- _PROBLEM TO WORK ON_
Please tally the lines below that contain the string "will" and reply with that figure only.

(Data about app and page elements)
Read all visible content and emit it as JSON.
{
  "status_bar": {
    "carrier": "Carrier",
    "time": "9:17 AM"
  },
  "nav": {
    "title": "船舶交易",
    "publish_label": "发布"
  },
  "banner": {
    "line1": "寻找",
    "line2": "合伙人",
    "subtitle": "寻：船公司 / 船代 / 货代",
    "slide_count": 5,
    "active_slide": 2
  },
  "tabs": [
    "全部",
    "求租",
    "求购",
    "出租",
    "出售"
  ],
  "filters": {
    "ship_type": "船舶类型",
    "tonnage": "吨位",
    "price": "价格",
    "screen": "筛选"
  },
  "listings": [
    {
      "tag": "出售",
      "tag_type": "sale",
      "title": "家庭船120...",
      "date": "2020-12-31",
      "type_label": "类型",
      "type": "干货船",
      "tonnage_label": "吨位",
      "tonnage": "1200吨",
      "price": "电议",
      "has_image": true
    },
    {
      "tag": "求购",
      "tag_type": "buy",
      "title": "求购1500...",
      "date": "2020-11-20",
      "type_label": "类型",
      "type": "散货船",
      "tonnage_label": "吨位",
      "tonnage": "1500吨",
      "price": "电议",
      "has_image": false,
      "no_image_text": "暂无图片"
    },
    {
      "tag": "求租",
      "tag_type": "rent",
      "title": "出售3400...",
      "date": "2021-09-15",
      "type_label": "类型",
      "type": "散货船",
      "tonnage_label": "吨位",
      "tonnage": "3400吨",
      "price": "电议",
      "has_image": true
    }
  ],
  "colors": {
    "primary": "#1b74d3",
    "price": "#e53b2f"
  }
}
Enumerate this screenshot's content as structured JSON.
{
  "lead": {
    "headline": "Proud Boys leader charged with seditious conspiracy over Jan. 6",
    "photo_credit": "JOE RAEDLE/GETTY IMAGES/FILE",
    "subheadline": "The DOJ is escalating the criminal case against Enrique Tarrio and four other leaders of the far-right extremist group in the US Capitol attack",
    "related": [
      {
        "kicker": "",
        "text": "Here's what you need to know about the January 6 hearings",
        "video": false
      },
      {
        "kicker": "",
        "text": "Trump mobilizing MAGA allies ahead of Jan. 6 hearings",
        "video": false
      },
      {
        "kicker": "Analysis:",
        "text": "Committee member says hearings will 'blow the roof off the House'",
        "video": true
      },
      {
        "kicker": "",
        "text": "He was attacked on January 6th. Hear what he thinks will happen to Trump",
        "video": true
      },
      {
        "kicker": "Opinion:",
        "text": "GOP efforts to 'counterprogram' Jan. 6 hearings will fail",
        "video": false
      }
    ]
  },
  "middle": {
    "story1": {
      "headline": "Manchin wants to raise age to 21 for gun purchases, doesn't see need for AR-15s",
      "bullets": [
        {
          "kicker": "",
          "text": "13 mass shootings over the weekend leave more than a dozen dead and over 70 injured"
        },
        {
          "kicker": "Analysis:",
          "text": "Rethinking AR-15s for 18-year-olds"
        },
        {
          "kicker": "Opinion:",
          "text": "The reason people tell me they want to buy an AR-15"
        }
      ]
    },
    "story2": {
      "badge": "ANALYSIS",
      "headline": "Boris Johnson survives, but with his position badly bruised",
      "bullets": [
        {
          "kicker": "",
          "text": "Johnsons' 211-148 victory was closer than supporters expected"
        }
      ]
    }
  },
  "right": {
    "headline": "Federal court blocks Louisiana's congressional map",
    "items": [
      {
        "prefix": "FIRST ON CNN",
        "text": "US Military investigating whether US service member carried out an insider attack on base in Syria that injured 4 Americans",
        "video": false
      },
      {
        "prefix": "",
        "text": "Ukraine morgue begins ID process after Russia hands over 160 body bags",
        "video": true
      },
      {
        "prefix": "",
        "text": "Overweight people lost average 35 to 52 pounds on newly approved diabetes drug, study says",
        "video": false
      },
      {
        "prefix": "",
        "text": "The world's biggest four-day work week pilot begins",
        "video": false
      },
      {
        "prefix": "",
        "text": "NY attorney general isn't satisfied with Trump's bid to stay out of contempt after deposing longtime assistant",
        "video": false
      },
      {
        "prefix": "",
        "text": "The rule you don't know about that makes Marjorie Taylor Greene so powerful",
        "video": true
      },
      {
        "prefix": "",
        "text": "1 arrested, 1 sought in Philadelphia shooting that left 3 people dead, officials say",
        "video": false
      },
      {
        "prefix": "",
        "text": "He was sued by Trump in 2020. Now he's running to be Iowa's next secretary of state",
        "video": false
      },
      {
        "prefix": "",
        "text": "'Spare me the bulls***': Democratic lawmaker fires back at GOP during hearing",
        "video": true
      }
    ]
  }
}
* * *
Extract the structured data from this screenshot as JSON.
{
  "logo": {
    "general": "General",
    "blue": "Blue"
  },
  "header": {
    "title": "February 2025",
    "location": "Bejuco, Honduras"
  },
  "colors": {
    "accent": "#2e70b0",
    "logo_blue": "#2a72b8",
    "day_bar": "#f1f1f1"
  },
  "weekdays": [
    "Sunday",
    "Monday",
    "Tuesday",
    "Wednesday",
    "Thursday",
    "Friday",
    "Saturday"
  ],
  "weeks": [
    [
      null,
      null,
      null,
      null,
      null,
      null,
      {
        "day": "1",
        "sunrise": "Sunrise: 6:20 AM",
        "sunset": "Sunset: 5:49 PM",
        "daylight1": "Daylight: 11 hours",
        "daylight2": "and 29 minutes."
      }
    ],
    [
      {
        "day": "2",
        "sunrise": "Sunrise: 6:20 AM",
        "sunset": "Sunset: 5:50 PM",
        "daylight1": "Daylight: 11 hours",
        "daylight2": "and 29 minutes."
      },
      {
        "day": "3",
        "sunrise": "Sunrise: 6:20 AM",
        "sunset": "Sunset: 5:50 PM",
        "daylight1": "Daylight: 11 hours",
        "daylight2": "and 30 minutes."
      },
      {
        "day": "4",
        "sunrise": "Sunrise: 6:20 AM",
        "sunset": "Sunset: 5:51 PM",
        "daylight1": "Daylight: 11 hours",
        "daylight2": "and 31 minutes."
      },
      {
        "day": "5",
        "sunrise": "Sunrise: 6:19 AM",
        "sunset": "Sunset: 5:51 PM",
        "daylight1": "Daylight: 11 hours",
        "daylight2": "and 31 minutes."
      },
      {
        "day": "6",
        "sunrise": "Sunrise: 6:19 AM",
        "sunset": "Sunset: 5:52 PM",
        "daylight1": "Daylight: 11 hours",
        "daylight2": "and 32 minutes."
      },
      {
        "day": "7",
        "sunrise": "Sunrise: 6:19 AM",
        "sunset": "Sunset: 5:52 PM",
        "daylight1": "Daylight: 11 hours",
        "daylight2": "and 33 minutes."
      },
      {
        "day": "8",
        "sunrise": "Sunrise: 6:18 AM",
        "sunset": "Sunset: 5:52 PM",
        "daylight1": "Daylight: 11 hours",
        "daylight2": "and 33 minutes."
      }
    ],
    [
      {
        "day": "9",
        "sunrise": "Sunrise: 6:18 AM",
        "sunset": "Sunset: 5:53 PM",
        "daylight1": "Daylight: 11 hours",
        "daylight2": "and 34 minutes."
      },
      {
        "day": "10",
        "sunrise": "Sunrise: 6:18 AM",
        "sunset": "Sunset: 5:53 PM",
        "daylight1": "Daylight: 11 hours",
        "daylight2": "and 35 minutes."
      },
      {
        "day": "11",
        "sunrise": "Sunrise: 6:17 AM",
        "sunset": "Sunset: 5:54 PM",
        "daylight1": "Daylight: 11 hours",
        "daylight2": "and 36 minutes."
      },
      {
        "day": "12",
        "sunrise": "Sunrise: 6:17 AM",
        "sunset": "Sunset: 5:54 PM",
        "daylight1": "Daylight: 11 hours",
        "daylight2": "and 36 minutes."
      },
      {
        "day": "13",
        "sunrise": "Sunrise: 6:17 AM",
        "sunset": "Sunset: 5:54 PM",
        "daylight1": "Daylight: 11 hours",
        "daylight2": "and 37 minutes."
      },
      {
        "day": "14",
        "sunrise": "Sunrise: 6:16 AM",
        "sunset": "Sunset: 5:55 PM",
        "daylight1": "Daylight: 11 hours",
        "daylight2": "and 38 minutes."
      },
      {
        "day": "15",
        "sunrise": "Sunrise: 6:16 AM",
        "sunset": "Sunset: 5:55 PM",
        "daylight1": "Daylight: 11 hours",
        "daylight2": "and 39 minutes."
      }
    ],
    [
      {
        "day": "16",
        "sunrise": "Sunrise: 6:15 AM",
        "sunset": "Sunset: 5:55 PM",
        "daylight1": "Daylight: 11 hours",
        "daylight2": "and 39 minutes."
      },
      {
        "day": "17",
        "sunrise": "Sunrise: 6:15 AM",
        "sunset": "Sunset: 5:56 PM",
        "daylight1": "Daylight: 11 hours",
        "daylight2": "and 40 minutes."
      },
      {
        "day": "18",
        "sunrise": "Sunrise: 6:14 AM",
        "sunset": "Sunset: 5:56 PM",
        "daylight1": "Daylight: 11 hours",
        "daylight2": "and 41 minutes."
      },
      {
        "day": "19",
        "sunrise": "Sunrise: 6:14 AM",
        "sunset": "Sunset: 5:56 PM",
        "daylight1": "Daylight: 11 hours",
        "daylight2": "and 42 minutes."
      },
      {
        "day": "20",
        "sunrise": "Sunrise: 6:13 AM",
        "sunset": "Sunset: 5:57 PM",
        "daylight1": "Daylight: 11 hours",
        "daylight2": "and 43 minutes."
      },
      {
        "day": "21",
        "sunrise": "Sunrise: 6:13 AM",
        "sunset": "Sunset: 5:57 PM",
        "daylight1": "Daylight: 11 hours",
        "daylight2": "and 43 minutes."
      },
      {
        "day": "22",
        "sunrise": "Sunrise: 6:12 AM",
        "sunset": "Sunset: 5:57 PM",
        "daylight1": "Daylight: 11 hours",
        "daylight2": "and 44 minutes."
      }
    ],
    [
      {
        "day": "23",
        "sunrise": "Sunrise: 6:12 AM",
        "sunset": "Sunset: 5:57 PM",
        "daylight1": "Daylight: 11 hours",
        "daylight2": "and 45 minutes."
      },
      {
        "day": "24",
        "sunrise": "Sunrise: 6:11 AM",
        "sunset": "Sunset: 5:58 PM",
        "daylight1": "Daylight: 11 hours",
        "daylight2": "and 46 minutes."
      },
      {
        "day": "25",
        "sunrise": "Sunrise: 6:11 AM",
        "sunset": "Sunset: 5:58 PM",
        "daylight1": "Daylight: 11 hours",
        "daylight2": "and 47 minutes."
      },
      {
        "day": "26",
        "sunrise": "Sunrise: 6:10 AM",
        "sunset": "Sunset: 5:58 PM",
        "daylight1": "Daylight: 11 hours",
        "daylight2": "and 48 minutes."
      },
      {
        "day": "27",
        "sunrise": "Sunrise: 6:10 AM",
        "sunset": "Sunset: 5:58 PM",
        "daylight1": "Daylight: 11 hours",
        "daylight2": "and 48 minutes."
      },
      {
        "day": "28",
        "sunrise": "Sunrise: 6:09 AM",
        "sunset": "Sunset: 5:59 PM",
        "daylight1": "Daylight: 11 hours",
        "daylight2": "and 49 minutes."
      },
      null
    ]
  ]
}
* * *
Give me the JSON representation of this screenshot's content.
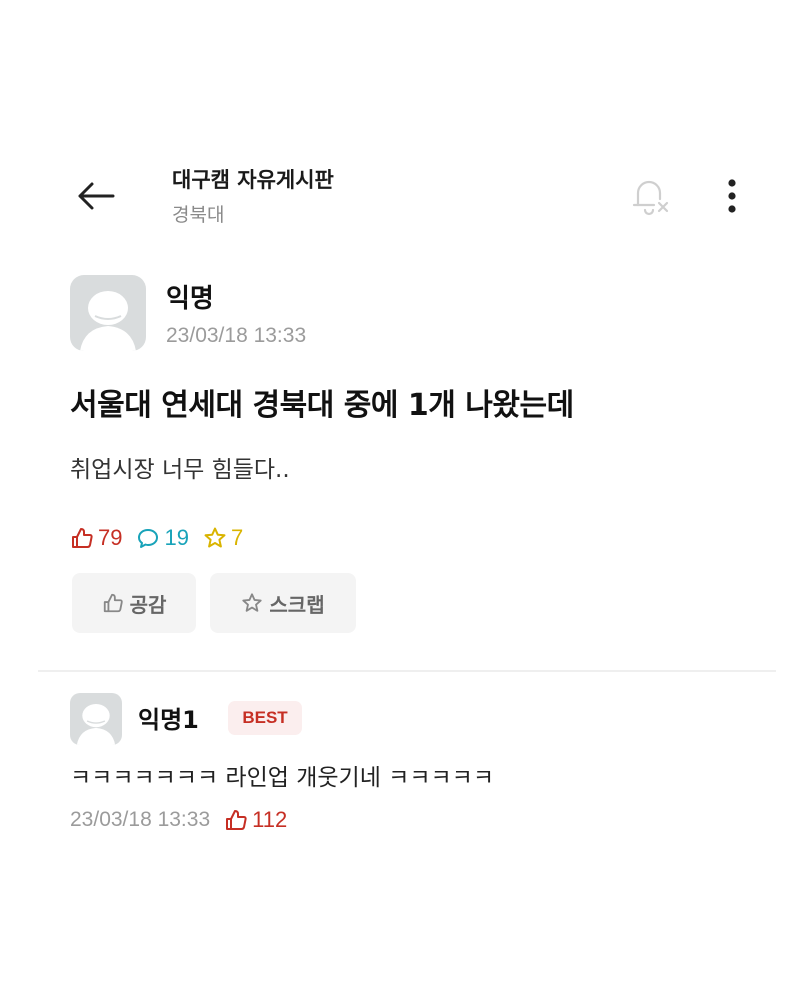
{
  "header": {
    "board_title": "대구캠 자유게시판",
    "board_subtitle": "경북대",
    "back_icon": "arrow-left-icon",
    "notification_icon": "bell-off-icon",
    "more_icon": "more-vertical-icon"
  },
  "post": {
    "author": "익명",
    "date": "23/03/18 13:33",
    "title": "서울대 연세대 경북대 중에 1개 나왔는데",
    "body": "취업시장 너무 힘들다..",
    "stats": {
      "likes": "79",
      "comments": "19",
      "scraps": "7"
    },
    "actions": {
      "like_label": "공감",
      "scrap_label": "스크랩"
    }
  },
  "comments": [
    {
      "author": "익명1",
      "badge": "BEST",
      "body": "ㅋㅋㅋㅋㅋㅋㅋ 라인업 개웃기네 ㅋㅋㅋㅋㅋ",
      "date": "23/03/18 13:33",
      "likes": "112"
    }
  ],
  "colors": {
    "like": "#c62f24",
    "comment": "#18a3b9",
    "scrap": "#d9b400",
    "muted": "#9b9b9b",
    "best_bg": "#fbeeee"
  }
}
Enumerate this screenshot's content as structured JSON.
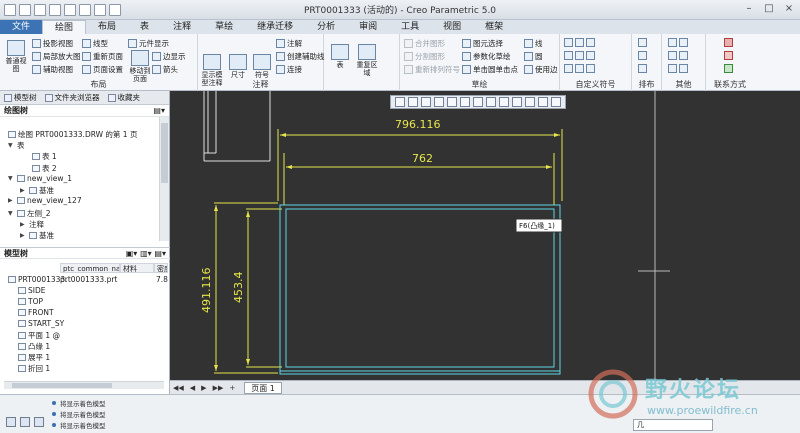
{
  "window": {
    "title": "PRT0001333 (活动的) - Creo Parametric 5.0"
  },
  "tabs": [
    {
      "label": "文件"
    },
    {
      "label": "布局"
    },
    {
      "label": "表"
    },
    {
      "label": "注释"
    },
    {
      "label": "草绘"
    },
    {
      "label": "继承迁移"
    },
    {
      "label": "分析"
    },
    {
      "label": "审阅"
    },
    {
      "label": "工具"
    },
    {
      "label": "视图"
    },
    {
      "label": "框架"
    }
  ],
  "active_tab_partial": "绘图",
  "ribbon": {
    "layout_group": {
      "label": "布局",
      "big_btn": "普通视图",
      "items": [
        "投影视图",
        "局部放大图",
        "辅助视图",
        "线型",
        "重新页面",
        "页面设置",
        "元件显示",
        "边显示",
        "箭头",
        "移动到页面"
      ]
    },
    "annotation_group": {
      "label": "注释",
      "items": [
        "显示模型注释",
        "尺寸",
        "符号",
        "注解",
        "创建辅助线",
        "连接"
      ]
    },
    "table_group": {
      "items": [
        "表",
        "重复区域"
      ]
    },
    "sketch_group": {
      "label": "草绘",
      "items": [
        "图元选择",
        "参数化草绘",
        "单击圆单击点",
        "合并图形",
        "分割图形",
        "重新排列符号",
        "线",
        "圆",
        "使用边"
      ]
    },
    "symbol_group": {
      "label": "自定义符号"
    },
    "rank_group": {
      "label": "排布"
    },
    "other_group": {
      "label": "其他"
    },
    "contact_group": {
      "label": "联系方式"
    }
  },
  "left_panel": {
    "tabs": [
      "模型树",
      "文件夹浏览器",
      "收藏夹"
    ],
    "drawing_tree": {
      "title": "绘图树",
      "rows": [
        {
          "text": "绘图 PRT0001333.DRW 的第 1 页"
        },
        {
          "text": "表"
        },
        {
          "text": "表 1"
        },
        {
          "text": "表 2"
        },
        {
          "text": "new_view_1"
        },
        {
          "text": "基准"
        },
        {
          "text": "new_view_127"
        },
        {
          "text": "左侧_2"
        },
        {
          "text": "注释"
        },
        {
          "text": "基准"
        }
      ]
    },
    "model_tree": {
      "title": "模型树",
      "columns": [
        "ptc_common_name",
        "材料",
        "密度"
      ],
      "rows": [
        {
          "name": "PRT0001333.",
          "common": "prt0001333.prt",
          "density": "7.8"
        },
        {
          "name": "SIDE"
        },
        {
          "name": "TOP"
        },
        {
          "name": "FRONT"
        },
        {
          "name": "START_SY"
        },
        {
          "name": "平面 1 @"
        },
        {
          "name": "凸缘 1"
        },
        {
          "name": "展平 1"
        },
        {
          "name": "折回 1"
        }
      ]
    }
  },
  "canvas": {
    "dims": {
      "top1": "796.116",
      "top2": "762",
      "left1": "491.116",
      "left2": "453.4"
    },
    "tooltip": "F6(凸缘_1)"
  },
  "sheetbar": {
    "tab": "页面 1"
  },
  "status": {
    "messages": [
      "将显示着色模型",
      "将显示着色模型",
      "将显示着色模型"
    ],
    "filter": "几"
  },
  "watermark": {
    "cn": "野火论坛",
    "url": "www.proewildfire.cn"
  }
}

- _RESPONSE TO THIS EXERCISE_
3